EMBARGOED FOR RELEASE:
Saturday, Dec. 7, 2019
8:45 a.m. EST
BALTIMORE - Helen E. Scharfman, Ph.D., received the Research Recognition Award for basic
science at the annual meeting of the American Epilepsy Society (AES), a medical and
scientific society whose members are dedicated to advancing research and education for
preventing, treating and curing epilepsy.
Dr. Scharfman is a professor of child and adolescent psychiatry, neuroscience and physiology,
and psychiatry at New York University (NYU) Langone Health and an investigator at the NYU
Neuroscience Institute. She is also a research scientist in the Center for Dementia Research at
The Nathan S. Kline Institute for Psychiatric Research, which is affiliated with NYU and the
New York State Office of Mental Health. Dr. Scharfman has a basic research laboratory
focused on mechanisms that regulate excitability and plasticity in the normal brain of rodents
and in animal models of epilepsy. She has published more than 150 articles and edited or coedited five books.
At AES, she has served on the board of directors and numerous committees such as the
publications, investigators workshop, program and basic sciences committees. She has also
been a contributing editor for Epilepsy Currents, AES’ open access commentary journal.
She has received National Institutes of Health (NIH) support since starting her laboratory in
1991 and has served on the boards for many national and international organizations, such as
the NIH, and provided ad hoc reviews for more than 40 peer-reviewed journals. She has
served on editorial boards of Science Translational Medicine, eLife, J. Neuroscience, Sci.
Reports, Epilepsia, Epilepsy Research, Epilepsy and Behavior, and Epilepsy Research and
Dr. Scharfman obtained her doctoral degree in pharmacology at the Uniformed Services
University of the Health Sciences and her postdoctoral training at the University of
Washington, Seattle. She then worked at the State University of New York, Stony Brook,
before she started her laboratory at Columbia University in New York.
AES’ Research Recognition Awards are given annually to active scientists and clinicians
working in all aspects of epilepsy research. The awards are designed to recognize professional

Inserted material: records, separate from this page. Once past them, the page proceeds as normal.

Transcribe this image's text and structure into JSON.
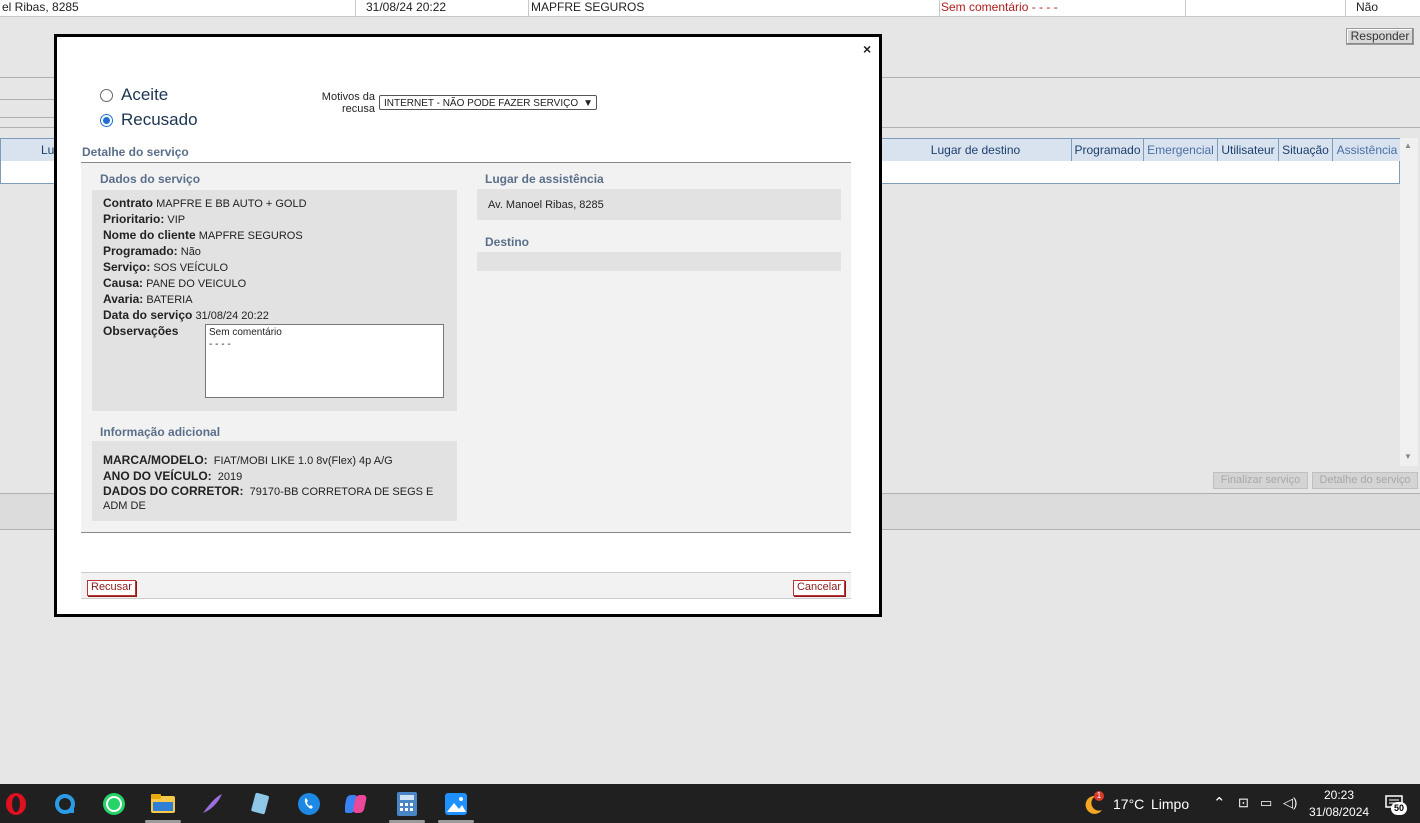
{
  "background": {
    "top_row": {
      "address": "el Ribas, 8285",
      "datetime": "31/08/24 20:22",
      "client": "MAPFRE SEGUROS",
      "comment": "Sem comentário - - - -",
      "flag": "Não"
    },
    "responder_label": "Responder",
    "grid_headers": {
      "lugar": "Lug",
      "lugar_destino": "Lugar de destino",
      "programado": "Programado",
      "emergencial": "Emergencial",
      "utilisateur": "Utilisateur",
      "situacao": "Situação",
      "assistencia": "Assistência"
    },
    "finalizar_label": "Finalizar serviço",
    "detalhe_label": "Detalhe do serviço"
  },
  "modal": {
    "close_label": "×",
    "options": {
      "aceite": "Aceite",
      "recusado": "Recusado",
      "selected": "recusado"
    },
    "motivos_label": "Motivos da recusa",
    "motivo_value": "INTERNET - NÃO PODE FAZER SERVIÇO",
    "detalhe_title": "Detalhe do serviço",
    "dados": {
      "title": "Dados do serviço",
      "contrato_k": "Contrato",
      "contrato_v": "MAPFRE E BB AUTO + GOLD",
      "prioritario_k": "Prioritario:",
      "prioritario_v": "VIP",
      "cliente_k": "Nome do cliente",
      "cliente_v": "MAPFRE SEGUROS",
      "programado_k": "Programado:",
      "programado_v": "Não",
      "servico_k": "Serviço:",
      "servico_v": "SOS VEÍCULO",
      "causa_k": "Causa:",
      "causa_v": "PANE DO VEICULO",
      "avaria_k": "Avaria:",
      "avaria_v": "BATERIA",
      "data_k": "Data do serviço",
      "data_v": "31/08/24 20:22",
      "obs_k": "Observações",
      "obs_line1": "Sem comentário",
      "obs_line2": "- - - -"
    },
    "info": {
      "title": "Informação adicional",
      "marca_k": "MARCA/MODELO:",
      "marca_v": "FIAT/MOBI LIKE 1.0 8v(Flex) 4p A/G",
      "ano_k": "ANO DO VEÍCULO:",
      "ano_v": "2019",
      "corretor_k": "DADOS DO CORRETOR:",
      "corretor_v": "79170-BB CORRETORA DE SEGS E ADM DE"
    },
    "lugar": {
      "title": "Lugar de assistência",
      "value": "Av. Manoel Ribas, 8285"
    },
    "destino": {
      "title": "Destino",
      "value": ""
    },
    "recusar_label": "Recusar",
    "cancelar_label": "Cancelar"
  },
  "taskbar": {
    "weather_badge": "1",
    "temperature": "17°C",
    "condition": "Limpo",
    "time": "20:23",
    "date": "31/08/2024",
    "notification_count": "50"
  }
}
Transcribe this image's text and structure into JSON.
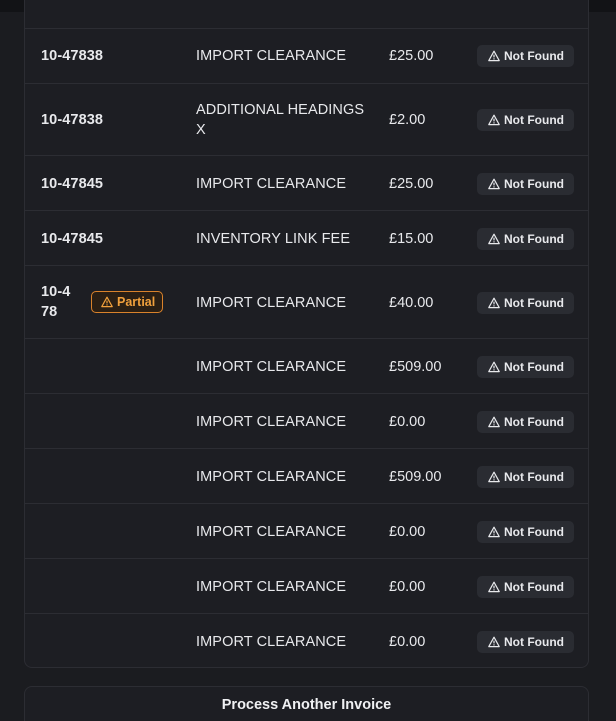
{
  "status_label": "Not Found",
  "partial_label": "Partial",
  "rows": [
    {
      "ref": "10-47838",
      "description": "IMPORT CLEARANCE",
      "amount": "£25.00"
    },
    {
      "ref": "10-47838",
      "description": "ADDITIONAL HEADINGS X",
      "amount": "£2.00"
    },
    {
      "ref": "10-47845",
      "description": "IMPORT CLEARANCE",
      "amount": "£25.00"
    },
    {
      "ref": "10-47845",
      "description": "INVENTORY LINK FEE",
      "amount": "£15.00"
    },
    {
      "ref": "10-478",
      "description": "IMPORT CLEARANCE",
      "amount": "£40.00"
    },
    {
      "ref": "",
      "description": "IMPORT CLEARANCE",
      "amount": "£509.00"
    },
    {
      "ref": "",
      "description": "IMPORT CLEARANCE",
      "amount": "£0.00"
    },
    {
      "ref": "",
      "description": "IMPORT CLEARANCE",
      "amount": "£509.00"
    },
    {
      "ref": "",
      "description": "IMPORT CLEARANCE",
      "amount": "£0.00"
    },
    {
      "ref": "",
      "description": "IMPORT CLEARANCE",
      "amount": "£0.00"
    },
    {
      "ref": "",
      "description": "IMPORT CLEARANCE",
      "amount": "£0.00"
    }
  ],
  "process_button_label": "Process Another Invoice",
  "colors": {
    "background": "#1b1c20",
    "partial_accent": "#f0a03c",
    "badge_bg": "#2a2c32"
  },
  "icons": {
    "status": "warning-triangle-icon",
    "partial": "warning-triangle-icon"
  }
}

excellence reflected in a distinguished history of research of important promise for the
improved understanding and treatment of epilepsy. These awards include a $10,000